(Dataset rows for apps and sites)
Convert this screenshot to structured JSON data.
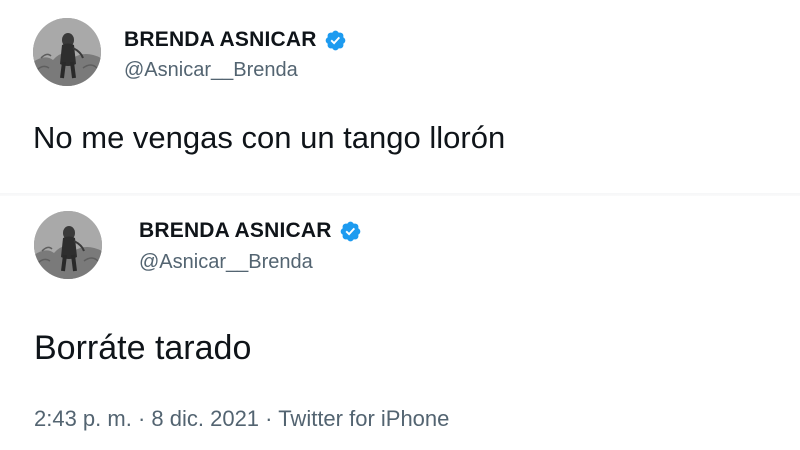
{
  "tweets": [
    {
      "author": {
        "display_name": "BRENDA ASNICAR",
        "handle": "@Asnicar__Brenda",
        "verified_icon": "verified-badge-icon"
      },
      "text": "No me vengas con un tango llorón"
    },
    {
      "author": {
        "display_name": "BRENDA ASNICAR",
        "handle": "@Asnicar__Brenda",
        "verified_icon": "verified-badge-icon"
      },
      "text": "Borráte tarado",
      "meta": {
        "time": "2:43 p. m.",
        "separator1": " · ",
        "date": "8 dic. 2021",
        "separator2": " · ",
        "source": "Twitter for iPhone"
      }
    }
  ],
  "colors": {
    "verified_blue": "#1d9bf0",
    "secondary_text": "#536471",
    "primary_text": "#0f1419"
  }
}
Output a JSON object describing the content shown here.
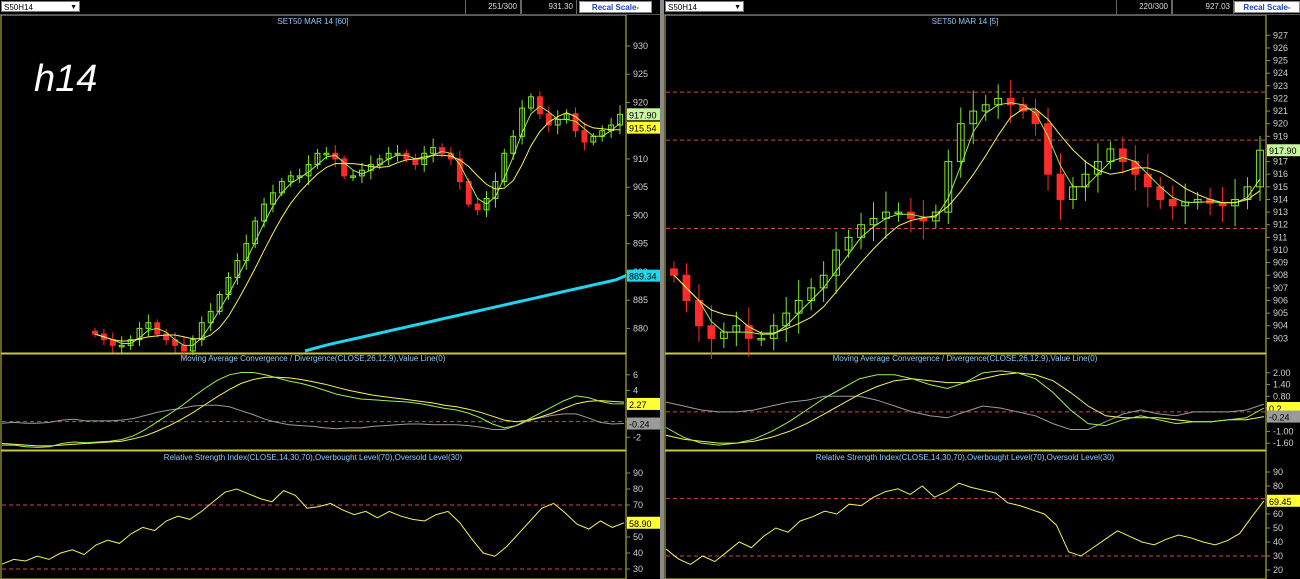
{
  "watermark": "h14",
  "panes": [
    {
      "symbol": "S50H14",
      "counter": "251/300",
      "price_cell": "931.30",
      "recal": "Recal Scale-Linear",
      "price_title": "SET50 MAR 14  [60]",
      "macd_title": "Moving Average Convergence / Divergence(CLOSE,26,12,9),Value Line(0)",
      "rsi_title": "Relative Strength Index(CLOSE,14,30,70),Overbought Level(70),Oversold Level(30)"
    },
    {
      "symbol": "S50H14",
      "counter": "220/300",
      "price_cell": "927.03",
      "recal": "Recal Scale-Linear",
      "price_title": "SET50 MAR 14  [5]",
      "macd_title": "Moving Average Convergence / Divergence(CLOSE,26,12,9),Value Line(0)",
      "rsi_title": "Relative Strength Index(CLOSE,14,30,70),Overbought Level(70),Oversold Level(30)"
    }
  ],
  "colors": {
    "up": "#7fe81f",
    "down": "#ff2a2a",
    "ma": "#f3f35a",
    "ma_fast": "#9cf04a",
    "long_ma": "#20d6ef",
    "axis": "#d0d0d0",
    "title": "#8cc8ff",
    "ref": "#d04a4a"
  },
  "chart_data": [
    {
      "type": "candlestick",
      "title": "SET50 MAR 14  [60]",
      "x": [
        1,
        2,
        3,
        4,
        5,
        6,
        7,
        8,
        9,
        10,
        11,
        12,
        13,
        14,
        15,
        16,
        17,
        18,
        19,
        20,
        21,
        22,
        23,
        24,
        25,
        26,
        27,
        28,
        29,
        30,
        31,
        32,
        33,
        34,
        35,
        36,
        37,
        38,
        39,
        40,
        41,
        42,
        43,
        44,
        45,
        46,
        47,
        48,
        49,
        50,
        51,
        52,
        53,
        54,
        55,
        56,
        57,
        58,
        59,
        60
      ],
      "close": [
        879,
        878,
        877,
        877,
        878,
        880,
        881,
        879,
        878,
        877,
        876,
        878,
        881,
        883,
        886,
        889,
        892,
        895,
        899,
        902,
        904,
        906,
        907,
        907,
        909,
        911,
        911,
        910,
        907,
        907,
        908,
        909,
        910,
        911,
        911,
        910,
        909,
        911,
        912,
        911,
        910,
        906,
        902,
        901,
        903,
        906,
        911,
        914,
        919,
        921,
        918,
        916,
        917,
        918,
        915,
        913,
        914,
        915,
        916,
        917.9
      ],
      "ylim": [
        876,
        933
      ],
      "ytick_labels": [
        "930",
        "925",
        "920",
        "915",
        "910",
        "905",
        "900",
        "895",
        "890",
        "885",
        "880"
      ],
      "last_labels": [
        "917.90",
        "915.54",
        "889.34"
      ],
      "long_ma": [
        876,
        876.5,
        877,
        877.4,
        877.8,
        878.2,
        878.6,
        879,
        879.4,
        879.8,
        880.2,
        880.6,
        881,
        881.4,
        881.8,
        882.2,
        882.6,
        883,
        883.4,
        883.8,
        884.2,
        884.6,
        885,
        885.4,
        885.8,
        886.2,
        886.6,
        887,
        887.4,
        887.8,
        888.2,
        888.6,
        889.34
      ]
    },
    {
      "type": "line",
      "title": "Moving Average Convergence / Divergence(CLOSE,26,12,9),Value Line(0)",
      "ylim": [
        -3.5,
        7
      ],
      "ytick_labels": [
        "6",
        "4",
        "2",
        "0",
        "-2"
      ],
      "macd": [
        -3,
        -3,
        -3.2,
        -3.3,
        -3.2,
        -2.8,
        -2.6,
        -2.7,
        -2.6,
        -2.5,
        -2.3,
        -1.8,
        -1,
        0,
        1,
        2,
        3.2,
        4.3,
        5.3,
        6,
        6.3,
        6.3,
        6,
        5.6,
        5.2,
        4.9,
        4.5,
        4,
        3.5,
        3.2,
        2.9,
        2.8,
        2.7,
        2.6,
        2.5,
        2.3,
        2,
        1.7,
        1.5,
        1.1,
        0.5,
        -0.3,
        -0.8,
        -0.5,
        0.3,
        1.1,
        1.9,
        2.7,
        3.3,
        3.1,
        2.6,
        2.3,
        2.27
      ],
      "signal": [
        -2.8,
        -2.9,
        -3,
        -3.1,
        -3.1,
        -3,
        -2.9,
        -2.8,
        -2.7,
        -2.6,
        -2.5,
        -2.2,
        -1.8,
        -1.2,
        -0.5,
        0.3,
        1.2,
        2.2,
        3.2,
        4.1,
        4.9,
        5.4,
        5.7,
        5.7,
        5.6,
        5.4,
        5.1,
        4.8,
        4.4,
        4,
        3.7,
        3.4,
        3.2,
        3,
        2.8,
        2.6,
        2.4,
        2.1,
        1.9,
        1.6,
        1.2,
        0.7,
        0.2,
        0,
        0.2,
        0.6,
        1.1,
        1.7,
        2.3,
        2.6,
        2.7,
        2.6,
        2.5
      ],
      "hist": [
        -0.2,
        -0.1,
        -0.2,
        -0.2,
        -0.1,
        0.2,
        0.3,
        0.1,
        0.1,
        0.1,
        0.2,
        0.4,
        0.8,
        1.2,
        1.5,
        1.7,
        2,
        2.1,
        2.1,
        1.9,
        1.4,
        0.9,
        0.3,
        -0.1,
        -0.4,
        -0.5,
        -0.6,
        -0.8,
        -0.9,
        -0.8,
        -0.8,
        -0.6,
        -0.5,
        -0.4,
        -0.3,
        -0.3,
        -0.4,
        -0.4,
        -0.4,
        -0.5,
        -0.7,
        -1,
        -1,
        -0.5,
        0.1,
        0.5,
        0.8,
        1,
        1,
        0.5,
        -0.1,
        -0.3,
        -0.24
      ],
      "last_labels": [
        "2.27",
        "-0.24"
      ]
    },
    {
      "type": "line",
      "title": "Relative Strength Index(CLOSE,14,30,70),Overbought Level(70),Oversold Level(30)",
      "ylim": [
        25,
        95
      ],
      "ytick_labels": [
        "90",
        "80",
        "70",
        "60",
        "50",
        "40",
        "30"
      ],
      "values": [
        33,
        36,
        35,
        38,
        36,
        40,
        42,
        39,
        45,
        48,
        46,
        52,
        56,
        54,
        60,
        63,
        61,
        66,
        72,
        78,
        80,
        77,
        74,
        72,
        79,
        76,
        68,
        69,
        71,
        67,
        64,
        66,
        62,
        66,
        63,
        61,
        60,
        64,
        66,
        59,
        49,
        40,
        38,
        44,
        52,
        60,
        68,
        71,
        65,
        58,
        55,
        60,
        56,
        58.9
      ],
      "ref_levels": [
        70,
        30
      ],
      "last_labels": [
        "58.90"
      ]
    },
    {
      "type": "candlestick",
      "title": "SET50 MAR 14  [5]",
      "close": [
        908,
        906,
        904,
        903,
        903.5,
        904,
        903,
        903,
        904,
        905,
        906,
        907,
        908,
        910,
        911,
        912,
        912.5,
        913,
        913,
        912.5,
        912.3,
        913,
        917,
        920,
        921,
        921.5,
        922,
        921.5,
        921,
        920,
        916,
        914,
        915,
        916,
        917,
        918,
        917,
        916,
        915,
        914,
        913.5,
        913.8,
        914,
        913.7,
        913.5,
        914,
        915,
        917.9
      ],
      "ylim": [
        902,
        927.5
      ],
      "ytick_labels": [
        "927",
        "926",
        "925",
        "924",
        "923",
        "922",
        "921",
        "920",
        "919",
        "918",
        "917",
        "916",
        "915",
        "914",
        "913",
        "912",
        "911",
        "910",
        "909",
        "908",
        "907",
        "906",
        "905",
        "904",
        "903"
      ],
      "ref_levels": [
        922.5,
        918.7,
        911.7
      ],
      "last_labels": [
        "917.90"
      ]
    },
    {
      "type": "line",
      "title": "Moving Average Convergence / Divergence(CLOSE,26,12,9),Value Line(0)",
      "ylim": [
        -1.9,
        2.3
      ],
      "ytick_labels": [
        "2.00",
        "1.40",
        "0.80",
        "0.20",
        "-0.40",
        "-1.00",
        "-1.60"
      ],
      "macd": [
        -0.8,
        -1.3,
        -1.6,
        -1.7,
        -1.6,
        -1.4,
        -1,
        -0.5,
        0.1,
        0.7,
        1.2,
        1.7,
        1.9,
        1.9,
        1.7,
        1.4,
        1.2,
        1.5,
        2,
        2.1,
        2,
        1.7,
        1,
        0.1,
        -0.6,
        -0.7,
        -0.4,
        -0.2,
        -0.4,
        -0.6,
        -0.5,
        -0.5,
        -0.4,
        -0.3,
        0.2
      ],
      "signal": [
        -1.2,
        -1.4,
        -1.5,
        -1.6,
        -1.6,
        -1.5,
        -1.3,
        -1,
        -0.6,
        -0.1,
        0.4,
        0.9,
        1.3,
        1.6,
        1.7,
        1.6,
        1.5,
        1.5,
        1.7,
        1.9,
        2,
        1.9,
        1.6,
        1,
        0.3,
        -0.2,
        -0.3,
        -0.3,
        -0.3,
        -0.4,
        -0.5,
        -0.5,
        -0.4,
        -0.4,
        -0.24
      ],
      "hist": [
        0.5,
        0.3,
        0.1,
        0,
        0,
        0.1,
        0.3,
        0.5,
        0.6,
        0.8,
        0.8,
        0.8,
        0.6,
        0.3,
        0,
        -0.2,
        -0.3,
        0,
        0.3,
        0.2,
        0,
        -0.2,
        -0.6,
        -0.9,
        -0.9,
        -0.5,
        -0.1,
        0.1,
        -0.1,
        -0.2,
        0,
        0,
        0,
        0.1,
        0.4
      ],
      "last_labels": [
        "0.2",
        "-0.24"
      ]
    },
    {
      "type": "line",
      "title": "Relative Strength Index(CLOSE,14,30,70),Overbought Level(70),Oversold Level(30)",
      "ylim": [
        15,
        95
      ],
      "ytick_labels": [
        "90",
        "80",
        "70",
        "60",
        "50",
        "40",
        "30",
        "20"
      ],
      "values": [
        35,
        28,
        24,
        30,
        26,
        33,
        40,
        36,
        44,
        50,
        47,
        55,
        58,
        62,
        60,
        67,
        66,
        72,
        76,
        78,
        74,
        80,
        72,
        76,
        82,
        79,
        77,
        75,
        68,
        66,
        63,
        60,
        52,
        33,
        30,
        36,
        42,
        48,
        44,
        40,
        38,
        42,
        45,
        43,
        40,
        38,
        41,
        46,
        58,
        69.45
      ],
      "ref_levels": [
        71,
        30
      ],
      "last_labels": [
        "69.45"
      ]
    }
  ]
}
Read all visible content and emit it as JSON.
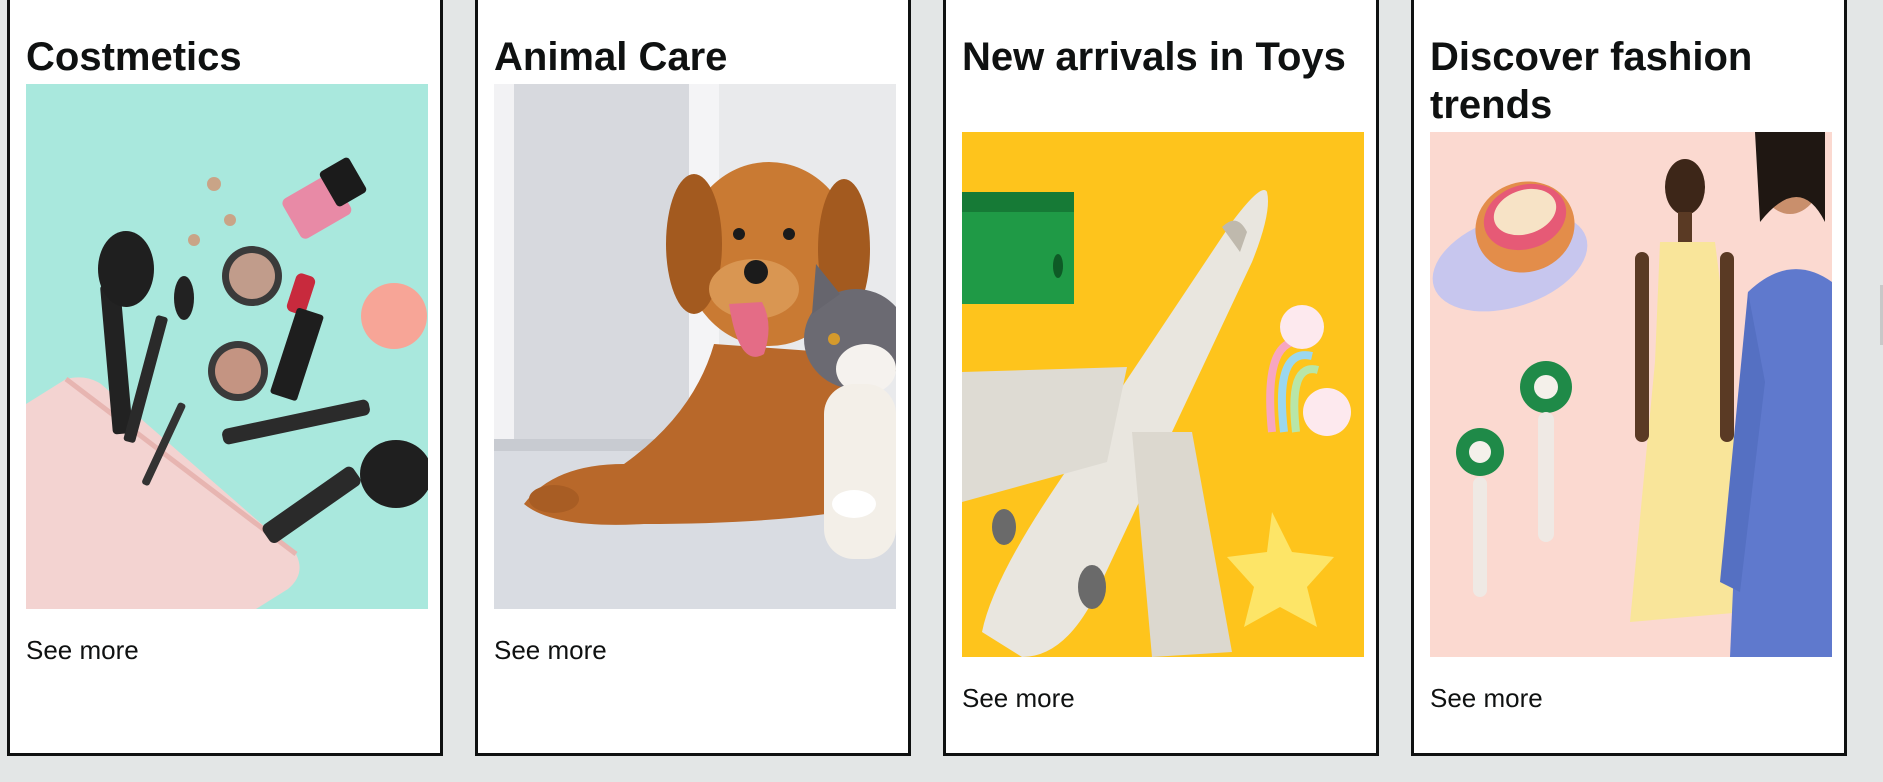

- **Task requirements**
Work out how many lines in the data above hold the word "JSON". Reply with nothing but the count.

- **Response area**
3